ARCH 871 Housing: Urban, Suburban, and Rural 3.00 School of Arch & Design
Analysis of the forms of residential buildings and neighborhoods at all densities in urban and suburban regions. Study of the relationship between architecture and public policy.

ARCH 880 Practice Models & Strategies 3.00 School of Arch & Design
This course presents an understanding of why the practice of architecture is, as it is today, and what are the possibilities for the future. The course expends the point of view of architecture practice to include that of the owner, developer, and entrepreneur. New business models and project delivery methods are explored. The organization and administration of a building project is examined in detail, from schematic design, to design development, to contract documents, to bidding and negotiation, through construction administration, and commissioning. Classroom Hours- Laboratory and/or Studio Hours- Course Credits: 3-0-3

Prerequisite Course(s): Prerequisites: ARCH 705

ARCH 881 Issues of Practice 3.00 School of Arch & Design
Students, either individually or in groups, will work with a community organization or planning agency on projects, attend meetings, make presentations, and produce a final report.

ARCH 882 Externship 3.00 School of Arch & Design
Students will work 12-16 hours per week at externships with government agencies, community associations, or architectural practices involved with urban design. Students will meet and report regularly with the Program Director on their work and the employer will make a final report to the Director. Students shall submit final written reports or project presentations. The externships will be developed and/or approved by the Program Director. Paid Internships that provide a stipend to cover the cost of three credits of tuition may be permitted with approval of the program director. International students must also have approval from the international student advisor.

Dept Cnst

ARCH 883 Internship 0.00 School of Arch & Design
Students have the opportunity to work in an architecture environment to gain practical experience, increase professionalism, develop a basic understanding of the work environment, and sharpen career focus. To be eligible, students must be enrolled in the MAURD program and must have at least one semester in NYIT with 3.0 or better GPA. Course may be repeated.

Dept Cnst

ARCH 884 Independent Urban Design Studies 1.00 School of Arch & Design
Students are encouraged to pursue independent academic research, within the mandate of the MAURD program. During their third (and final) semester, these students will be permitted on a case-by-case basis to conduct independent research under faculty and/or external supervision. Classroom Hours- Laboratory and/or Studio Hours- Course Credits: 0-1-1

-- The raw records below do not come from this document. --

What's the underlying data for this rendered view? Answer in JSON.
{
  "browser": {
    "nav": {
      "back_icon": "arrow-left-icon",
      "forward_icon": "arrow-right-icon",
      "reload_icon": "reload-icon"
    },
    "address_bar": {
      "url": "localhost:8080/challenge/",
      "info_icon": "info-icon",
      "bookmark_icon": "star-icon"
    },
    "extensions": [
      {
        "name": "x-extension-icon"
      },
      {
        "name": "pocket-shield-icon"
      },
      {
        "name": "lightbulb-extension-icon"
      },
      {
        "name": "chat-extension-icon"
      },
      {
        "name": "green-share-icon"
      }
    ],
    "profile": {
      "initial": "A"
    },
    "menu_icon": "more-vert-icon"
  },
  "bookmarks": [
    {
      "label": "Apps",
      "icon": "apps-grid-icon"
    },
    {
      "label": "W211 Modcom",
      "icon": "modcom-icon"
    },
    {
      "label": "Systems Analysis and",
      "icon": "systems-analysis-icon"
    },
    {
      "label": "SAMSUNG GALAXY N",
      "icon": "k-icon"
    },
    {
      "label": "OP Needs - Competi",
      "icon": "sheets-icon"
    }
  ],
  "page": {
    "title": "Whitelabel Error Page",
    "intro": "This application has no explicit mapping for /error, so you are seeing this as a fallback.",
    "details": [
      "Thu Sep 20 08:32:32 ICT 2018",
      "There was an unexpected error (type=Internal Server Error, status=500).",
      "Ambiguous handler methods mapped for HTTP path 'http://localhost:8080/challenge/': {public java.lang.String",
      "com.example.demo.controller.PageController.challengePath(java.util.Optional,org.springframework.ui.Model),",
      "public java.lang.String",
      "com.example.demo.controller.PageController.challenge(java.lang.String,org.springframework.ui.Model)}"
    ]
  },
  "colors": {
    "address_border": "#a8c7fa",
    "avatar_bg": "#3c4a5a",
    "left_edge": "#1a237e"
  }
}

Prerequisite Course(s): Prerequisite: ARCH 701

DSGN 721 Visualization to Final Product: Manufacturing and Production flow of Furnishings, Fixtures and Equip 3.00 School of Arch & Design
Prototyping, manufacturing, distribution and marketing strategies, within a global context, are analyzed to develop a series of fully realized proposed product lines. These examples of completed works are used towards studying the effects of distribution and testing within specific lifestyle markets of the world of interiors, furnishings, and design. Classroom Hours- Laboratory and/or Studio Hours- Course Credits: 3-1-3

DSGN 780 Entrepreneurial and Business Development for the Design Disciplines 3.00 School of Arch & Design
An advanced class in global management concepts and entrepreneurship that focuses on ideation of a Design Profession venture, its required infrastructure, aspects of its business management, required financing, long range strategic planning, basic budgeting, organizational structures, and models of studio practices. Local and international business and finance strategies are taught against the backdrop of comprehending financial instruments and contractual agreements; additionally business planning techniques and practices. Classroom Hours- Laboratory and/or Studio Hours- Course Credits: 3-1-3

DSGN 781 Real Estate, Planning, In House Design Divisions, and Facilities Management 3.00 School of Arch & Design